── Provided records

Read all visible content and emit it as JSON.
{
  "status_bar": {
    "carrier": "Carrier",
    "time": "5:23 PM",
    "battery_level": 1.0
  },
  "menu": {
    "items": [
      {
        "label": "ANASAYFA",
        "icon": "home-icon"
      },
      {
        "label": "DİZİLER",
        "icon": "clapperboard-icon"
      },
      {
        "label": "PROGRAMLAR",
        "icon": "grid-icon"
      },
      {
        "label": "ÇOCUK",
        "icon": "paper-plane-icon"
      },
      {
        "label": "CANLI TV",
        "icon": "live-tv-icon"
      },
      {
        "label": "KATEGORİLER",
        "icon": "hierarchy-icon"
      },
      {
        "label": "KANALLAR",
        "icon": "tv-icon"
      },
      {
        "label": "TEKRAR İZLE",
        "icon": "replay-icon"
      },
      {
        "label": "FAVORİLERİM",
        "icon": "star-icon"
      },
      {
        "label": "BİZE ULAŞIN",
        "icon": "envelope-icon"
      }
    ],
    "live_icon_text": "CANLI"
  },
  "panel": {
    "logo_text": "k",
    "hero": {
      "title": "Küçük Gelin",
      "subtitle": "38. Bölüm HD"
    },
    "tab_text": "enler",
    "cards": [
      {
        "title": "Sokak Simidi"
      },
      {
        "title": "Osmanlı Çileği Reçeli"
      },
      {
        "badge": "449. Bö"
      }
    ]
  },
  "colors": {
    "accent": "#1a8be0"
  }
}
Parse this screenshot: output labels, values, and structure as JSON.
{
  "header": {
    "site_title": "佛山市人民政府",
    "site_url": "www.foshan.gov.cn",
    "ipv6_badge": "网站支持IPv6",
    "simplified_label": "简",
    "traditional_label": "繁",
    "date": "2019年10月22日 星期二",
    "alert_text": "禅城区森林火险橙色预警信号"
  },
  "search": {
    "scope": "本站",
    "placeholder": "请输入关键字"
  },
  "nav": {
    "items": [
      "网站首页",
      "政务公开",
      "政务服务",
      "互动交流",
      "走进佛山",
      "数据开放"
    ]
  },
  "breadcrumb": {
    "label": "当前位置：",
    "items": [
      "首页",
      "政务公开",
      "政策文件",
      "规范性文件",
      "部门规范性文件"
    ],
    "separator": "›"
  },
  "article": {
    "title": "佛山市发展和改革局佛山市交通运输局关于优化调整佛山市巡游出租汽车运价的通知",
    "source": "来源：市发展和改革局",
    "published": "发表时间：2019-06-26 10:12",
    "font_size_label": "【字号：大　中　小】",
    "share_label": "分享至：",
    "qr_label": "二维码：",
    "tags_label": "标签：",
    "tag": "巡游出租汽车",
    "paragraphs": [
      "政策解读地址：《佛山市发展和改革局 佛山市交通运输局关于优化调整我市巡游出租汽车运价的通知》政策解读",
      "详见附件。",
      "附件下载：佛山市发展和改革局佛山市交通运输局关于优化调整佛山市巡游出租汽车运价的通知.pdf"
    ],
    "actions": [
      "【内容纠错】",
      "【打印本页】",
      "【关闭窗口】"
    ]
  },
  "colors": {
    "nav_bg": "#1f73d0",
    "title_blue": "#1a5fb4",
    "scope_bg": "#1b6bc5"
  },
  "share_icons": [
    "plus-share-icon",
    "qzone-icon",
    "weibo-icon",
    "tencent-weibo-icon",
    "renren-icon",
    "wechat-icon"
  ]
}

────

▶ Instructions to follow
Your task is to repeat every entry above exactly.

▶ Output below
Read all visible content and emit it as JSON.
{
  "status_bar": {
    "carrier": "Carrier",
    "time": "5:23 PM",
    "battery_level": 1.0
  },
  "menu": {
    "items": [
      {
        "label": "ANASAYFA",
        "icon": "home-icon"
      },
      {
        "label": "DİZİLER",
        "icon": "clapperboard-icon"
      },
      {
        "label": "PROGRAMLAR",
        "icon": "grid-icon"
      },
      {
        "label": "ÇOCUK",
        "icon": "paper-plane-icon"
      },
      {
        "label": "CANLI TV",
        "icon": "live-tv-icon"
      },
      {
        "label": "KATEGORİLER",
        "icon": "hierarchy-icon"
      },
      {
        "label": "KANALLAR",
        "icon": "tv-icon"
      },
      {
        "label": "TEKRAR İZLE",
        "icon": "replay-icon"
      },
      {
        "label": "FAVORİLERİM",
        "icon": "star-icon"
      },
      {
        "label": "BİZE ULAŞIN",
        "icon": "envelope-icon"
      }
    ],
    "live_icon_text": "CANLI"
  },
  "panel": {
    "logo_text": "k",
    "hero": {
      "title": "Küçük Gelin",
      "subtitle": "38. Bölüm HD"
    },
    "tab_text": "enler",
    "cards": [
      {
        "title": "Sokak Simidi"
      },
      {
        "title": "Osmanlı Çileği Reçeli"
      },
      {
        "badge": "449. Bö"
      }
    ]
  },
  "colors": {
    "accent": "#1a8be0"
  }
}
Parse this screenshot: output labels, values, and structure as JSON.
{
  "header": {
    "site_title": "佛山市人民政府",
    "site_url": "www.foshan.gov.cn",
    "ipv6_badge": "网站支持IPv6",
    "simplified_label": "简",
    "traditional_label": "繁",
    "date": "2019年10月22日 星期二",
    "alert_text": "禅城区森林火险橙色预警信号"
  },
  "search": {
    "scope": "本站",
    "placeholder": "请输入关键字"
  },
  "nav": {
    "items": [
      "网站首页",
      "政务公开",
      "政务服务",
      "互动交流",
      "走进佛山",
      "数据开放"
    ]
  },
  "breadcrumb": {
    "label": "当前位置：",
    "items": [
      "首页",
      "政务公开",
      "政策文件",
      "规范性文件",
      "部门规范性文件"
    ],
    "separator": "›"
  },
  "article": {
    "title": "佛山市发展和改革局佛山市交通运输局关于优化调整佛山市巡游出租汽车运价的通知",
    "source": "来源：市发展和改革局",
    "published": "发表时间：2019-06-26 10:12",
    "font_size_label": "【字号：大　中　小】",
    "share_label": "分享至：",
    "qr_label": "二维码：",
    "tags_label": "标签：",
    "tag": "巡游出租汽车",
    "paragraphs": [
      "政策解读地址：《佛山市发展和改革局 佛山市交通运输局关于优化调整我市巡游出租汽车运价的通知》政策解读",
      "详见附件。",
      "附件下载：佛山市发展和改革局佛山市交通运输局关于优化调整佛山市巡游出租汽车运价的通知.pdf"
    ],
    "actions": [
      "【内容纠错】",
      "【打印本页】",
      "【关闭窗口】"
    ]
  },
  "colors": {
    "nav_bg": "#1f73d0",
    "title_blue": "#1a5fb4",
    "scope_bg": "#1b6bc5"
  },
  "share_icons": [
    "plus-share-icon",
    "qzone-icon",
    "weibo-icon",
    "tencent-weibo-icon",
    "renren-icon",
    "wechat-icon"
  ]
}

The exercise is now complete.